··· DATA TO PROCESS ···
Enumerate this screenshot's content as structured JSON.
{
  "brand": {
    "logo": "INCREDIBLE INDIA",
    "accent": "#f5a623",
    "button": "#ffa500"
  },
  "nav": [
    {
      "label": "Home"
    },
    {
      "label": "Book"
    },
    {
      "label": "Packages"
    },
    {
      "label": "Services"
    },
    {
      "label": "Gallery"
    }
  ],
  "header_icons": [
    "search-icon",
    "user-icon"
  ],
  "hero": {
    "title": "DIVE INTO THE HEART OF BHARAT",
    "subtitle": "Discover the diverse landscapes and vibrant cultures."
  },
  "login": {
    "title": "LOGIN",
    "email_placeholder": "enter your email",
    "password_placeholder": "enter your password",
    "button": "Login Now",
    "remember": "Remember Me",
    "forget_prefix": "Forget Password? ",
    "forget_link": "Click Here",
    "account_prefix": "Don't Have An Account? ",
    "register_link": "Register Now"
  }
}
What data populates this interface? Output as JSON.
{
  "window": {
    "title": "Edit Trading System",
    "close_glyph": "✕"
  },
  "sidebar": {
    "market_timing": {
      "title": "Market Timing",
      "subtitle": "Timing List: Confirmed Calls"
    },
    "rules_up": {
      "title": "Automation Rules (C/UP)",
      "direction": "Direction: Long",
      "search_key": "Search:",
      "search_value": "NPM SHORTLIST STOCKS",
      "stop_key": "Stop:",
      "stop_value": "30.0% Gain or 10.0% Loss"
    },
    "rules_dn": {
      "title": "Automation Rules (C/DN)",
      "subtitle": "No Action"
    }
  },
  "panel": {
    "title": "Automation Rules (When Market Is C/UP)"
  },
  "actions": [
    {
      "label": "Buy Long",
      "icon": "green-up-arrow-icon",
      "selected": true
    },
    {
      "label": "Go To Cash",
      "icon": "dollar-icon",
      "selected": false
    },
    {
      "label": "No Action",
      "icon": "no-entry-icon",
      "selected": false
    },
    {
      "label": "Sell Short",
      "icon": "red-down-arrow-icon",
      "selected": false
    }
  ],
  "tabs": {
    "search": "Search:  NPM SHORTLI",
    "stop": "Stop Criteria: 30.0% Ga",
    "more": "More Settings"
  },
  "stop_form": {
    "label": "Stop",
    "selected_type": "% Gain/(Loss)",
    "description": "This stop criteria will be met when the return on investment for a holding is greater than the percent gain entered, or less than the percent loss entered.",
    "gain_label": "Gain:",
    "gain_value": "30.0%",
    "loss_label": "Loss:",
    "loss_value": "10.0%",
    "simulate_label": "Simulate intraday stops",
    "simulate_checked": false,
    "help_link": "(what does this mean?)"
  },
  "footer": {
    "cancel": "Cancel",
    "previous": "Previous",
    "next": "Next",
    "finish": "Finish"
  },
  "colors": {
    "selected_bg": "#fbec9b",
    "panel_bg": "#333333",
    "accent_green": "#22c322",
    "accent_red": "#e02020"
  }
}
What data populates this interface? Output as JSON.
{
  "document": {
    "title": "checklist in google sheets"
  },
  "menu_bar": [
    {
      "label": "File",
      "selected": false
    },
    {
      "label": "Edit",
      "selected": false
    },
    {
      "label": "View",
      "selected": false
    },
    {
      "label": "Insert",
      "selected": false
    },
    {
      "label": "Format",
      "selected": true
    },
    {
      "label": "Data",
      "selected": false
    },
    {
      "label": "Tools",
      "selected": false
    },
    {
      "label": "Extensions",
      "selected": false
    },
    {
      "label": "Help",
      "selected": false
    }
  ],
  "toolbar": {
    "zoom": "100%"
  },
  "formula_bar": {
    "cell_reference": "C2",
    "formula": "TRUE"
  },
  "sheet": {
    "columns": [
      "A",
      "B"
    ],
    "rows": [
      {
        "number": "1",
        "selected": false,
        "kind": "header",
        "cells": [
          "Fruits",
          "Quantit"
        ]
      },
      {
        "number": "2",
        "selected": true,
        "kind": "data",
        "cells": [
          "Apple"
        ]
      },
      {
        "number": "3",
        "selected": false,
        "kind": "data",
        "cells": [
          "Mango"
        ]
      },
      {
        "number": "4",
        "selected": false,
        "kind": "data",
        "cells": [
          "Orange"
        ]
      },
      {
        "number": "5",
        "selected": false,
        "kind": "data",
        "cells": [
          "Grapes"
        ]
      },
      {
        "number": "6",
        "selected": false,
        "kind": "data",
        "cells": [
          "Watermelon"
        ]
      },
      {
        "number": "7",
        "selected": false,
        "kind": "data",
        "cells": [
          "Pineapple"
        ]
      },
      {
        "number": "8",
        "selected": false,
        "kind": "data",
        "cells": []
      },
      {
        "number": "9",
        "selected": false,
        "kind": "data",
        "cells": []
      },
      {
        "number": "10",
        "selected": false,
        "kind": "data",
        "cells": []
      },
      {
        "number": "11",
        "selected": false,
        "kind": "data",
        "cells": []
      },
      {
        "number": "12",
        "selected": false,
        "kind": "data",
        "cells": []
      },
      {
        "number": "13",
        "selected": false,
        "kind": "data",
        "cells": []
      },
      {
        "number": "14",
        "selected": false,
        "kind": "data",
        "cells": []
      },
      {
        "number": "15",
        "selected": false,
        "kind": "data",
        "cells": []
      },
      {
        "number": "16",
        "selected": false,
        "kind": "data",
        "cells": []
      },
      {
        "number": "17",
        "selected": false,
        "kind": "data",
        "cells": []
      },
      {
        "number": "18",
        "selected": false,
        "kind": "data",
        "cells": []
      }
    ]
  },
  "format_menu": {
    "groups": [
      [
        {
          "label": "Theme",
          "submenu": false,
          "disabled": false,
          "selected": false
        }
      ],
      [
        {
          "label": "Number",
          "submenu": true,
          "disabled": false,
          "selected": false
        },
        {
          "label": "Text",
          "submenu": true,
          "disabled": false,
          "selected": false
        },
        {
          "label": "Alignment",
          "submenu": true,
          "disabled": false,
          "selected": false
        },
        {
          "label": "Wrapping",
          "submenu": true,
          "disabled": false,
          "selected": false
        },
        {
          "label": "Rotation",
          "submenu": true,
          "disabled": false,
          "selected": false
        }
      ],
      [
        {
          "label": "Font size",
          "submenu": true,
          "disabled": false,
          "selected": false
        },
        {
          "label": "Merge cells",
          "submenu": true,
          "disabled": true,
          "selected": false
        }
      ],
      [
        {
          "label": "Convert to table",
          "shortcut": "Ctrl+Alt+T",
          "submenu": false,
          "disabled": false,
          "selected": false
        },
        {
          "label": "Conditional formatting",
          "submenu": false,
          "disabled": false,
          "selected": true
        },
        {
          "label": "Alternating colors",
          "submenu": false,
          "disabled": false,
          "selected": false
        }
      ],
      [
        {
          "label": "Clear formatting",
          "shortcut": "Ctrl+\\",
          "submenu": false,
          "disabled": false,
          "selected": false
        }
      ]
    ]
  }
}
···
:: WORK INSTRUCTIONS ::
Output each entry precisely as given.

:: RESPONSE BELOW ::
Enumerate this screenshot's content as structured JSON.
{
  "brand": {
    "logo": "INCREDIBLE INDIA",
    "accent": "#f5a623",
    "button": "#ffa500"
  },
  "nav": [
    {
      "label": "Home"
    },
    {
      "label": "Book"
    },
    {
      "label": "Packages"
    },
    {
      "label": "Services"
    },
    {
      "label": "Gallery"
    }
  ],
  "header_icons": [
    "search-icon",
    "user-icon"
  ],
  "hero": {
    "title": "DIVE INTO THE HEART OF BHARAT",
    "subtitle": "Discover the diverse landscapes and vibrant cultures."
  },
  "login": {
    "title": "LOGIN",
    "email_placeholder": "enter your email",
    "password_placeholder": "enter your password",
    "button": "Login Now",
    "remember": "Remember Me",
    "forget_prefix": "Forget Password? ",
    "forget_link": "Click Here",
    "account_prefix": "Don't Have An Account? ",
    "register_link": "Register Now"
  }
}
What data populates this interface? Output as JSON.
{
  "window": {
    "title": "Edit Trading System",
    "close_glyph": "✕"
  },
  "sidebar": {
    "market_timing": {
      "title": "Market Timing",
      "subtitle": "Timing List: Confirmed Calls"
    },
    "rules_up": {
      "title": "Automation Rules (C/UP)",
      "direction": "Direction: Long",
      "search_key": "Search:",
      "search_value": "NPM SHORTLIST STOCKS",
      "stop_key": "Stop:",
      "stop_value": "30.0% Gain or 10.0% Loss"
    },
    "rules_dn": {
      "title": "Automation Rules (C/DN)",
      "subtitle": "No Action"
    }
  },
  "panel": {
    "title": "Automation Rules (When Market Is C/UP)"
  },
  "actions": [
    {
      "label": "Buy Long",
      "icon": "green-up-arrow-icon",
      "selected": true
    },
    {
      "label": "Go To Cash",
      "icon": "dollar-icon",
      "selected": false
    },
    {
      "label": "No Action",
      "icon": "no-entry-icon",
      "selected": false
    },
    {
      "label": "Sell Short",
      "icon": "red-down-arrow-icon",
      "selected": false
    }
  ],
  "tabs": {
    "search": "Search:  NPM SHORTLI",
    "stop": "Stop Criteria: 30.0% Ga",
    "more": "More Settings"
  },
  "stop_form": {
    "label": "Stop",
    "selected_type": "% Gain/(Loss)",
    "description": "This stop criteria will be met when the return on investment for a holding is greater than the percent gain entered, or less than the percent loss entered.",
    "gain_label": "Gain:",
    "gain_value": "30.0%",
    "loss_label": "Loss:",
    "loss_value": "10.0%",
    "simulate_label": "Simulate intraday stops",
    "simulate_checked": false,
    "help_link": "(what does this mean?)"
  },
  "footer": {
    "cancel": "Cancel",
    "previous": "Previous",
    "next": "Next",
    "finish": "Finish"
  },
  "colors": {
    "selected_bg": "#fbec9b",
    "panel_bg": "#333333",
    "accent_green": "#22c322",
    "accent_red": "#e02020"
  }
}
What data populates this interface? Output as JSON.
{
  "document": {
    "title": "checklist in google sheets"
  },
  "menu_bar": [
    {
      "label": "File",
      "selected": false
    },
    {
      "label": "Edit",
      "selected": false
    },
    {
      "label": "View",
      "selected": false
    },
    {
      "label": "Insert",
      "selected": false
    },
    {
      "label": "Format",
      "selected": true
    },
    {
      "label": "Data",
      "selected": false
    },
    {
      "label": "Tools",
      "selected": false
    },
    {
      "label": "Extensions",
      "selected": false
    },
    {
      "label": "Help",
      "selected": false
    }
  ],
  "toolbar": {
    "zoom": "100%"
  },
  "formula_bar": {
    "cell_reference": "C2",
    "formula": "TRUE"
  },
  "sheet": {
    "columns": [
      "A",
      "B"
    ],
    "rows": [
      {
        "number": "1",
        "selected": false,
        "kind": "header",
        "cells": [
          "Fruits",
          "Quantit"
        ]
      },
      {
        "number": "2",
        "selected": true,
        "kind": "data",
        "cells": [
          "Apple"
        ]
      },
      {
        "number": "3",
        "selected": false,
        "kind": "data",
        "cells": [
          "Mango"
        ]
      },
      {
        "number": "4",
        "selected": false,
        "kind": "data",
        "cells": [
          "Orange"
        ]
      },
      {
        "number": "5",
        "selected": false,
        "kind": "data",
        "cells": [
          "Grapes"
        ]
      },
      {
        "number": "6",
        "selected": false,
        "kind": "data",
        "cells": [
          "Watermelon"
        ]
      },
      {
        "number": "7",
        "selected": false,
        "kind": "data",
        "cells": [
          "Pineapple"
        ]
      },
      {
        "number": "8",
        "selected": false,
        "kind": "data",
        "cells": []
      },
      {
        "number": "9",
        "selected": false,
        "kind": "data",
        "cells": []
      },
      {
        "number": "10",
        "selected": false,
        "kind": "data",
        "cells": []
      },
      {
        "number": "11",
        "selected": false,
        "kind": "data",
        "cells": []
      },
      {
        "number": "12",
        "selected": false,
        "kind": "data",
        "cells": []
      },
      {
        "number": "13",
        "selected": false,
        "kind": "data",
        "cells": []
      },
      {
        "number": "14",
        "selected": false,
        "kind": "data",
        "cells": []
      },
      {
        "number": "15",
        "selected": false,
        "kind": "data",
        "cells": []
      },
      {
        "number": "16",
        "selected": false,
        "kind": "data",
        "cells": []
      },
      {
        "number": "17",
        "selected": false,
        "kind": "data",
        "cells": []
      },
      {
        "number": "18",
        "selected": false,
        "kind": "data",
        "cells": []
      }
    ]
  },
  "format_menu": {
    "groups": [
      [
        {
          "label": "Theme",
          "submenu": false,
          "disabled": false,
          "selected": false
        }
      ],
      [
        {
          "label": "Number",
          "submenu": true,
          "disabled": false,
          "selected": false
        },
        {
          "label": "Text",
          "submenu": true,
          "disabled": false,
          "selected": false
        },
        {
          "label": "Alignment",
          "submenu": true,
          "disabled": false,
          "selected": false
        },
        {
          "label": "Wrapping",
          "submenu": true,
          "disabled": false,
          "selected": false
        },
        {
          "label": "Rotation",
          "submenu": true,
          "disabled": false,
          "selected": false
        }
      ],
      [
        {
          "label": "Font size",
          "submenu": true,
          "disabled": false,
          "selected": false
        },
        {
          "label": "Merge cells",
          "submenu": true,
          "disabled": true,
          "selected": false
        }
      ],
      [
        {
          "label": "Convert to table",
          "shortcut": "Ctrl+Alt+T",
          "submenu": false,
          "disabled": false,
          "selected": false
        },
        {
          "label": "Conditional formatting",
          "submenu": false,
          "disabled": false,
          "selected": true
        },
        {
          "label": "Alternating colors",
          "submenu": false,
          "disabled": false,
          "selected": false
        }
      ],
      [
        {
          "label": "Clear formatting",
          "shortcut": "Ctrl+\\",
          "submenu": false,
          "disabled": false,
          "selected": false
        }
      ]
    ]
  }
}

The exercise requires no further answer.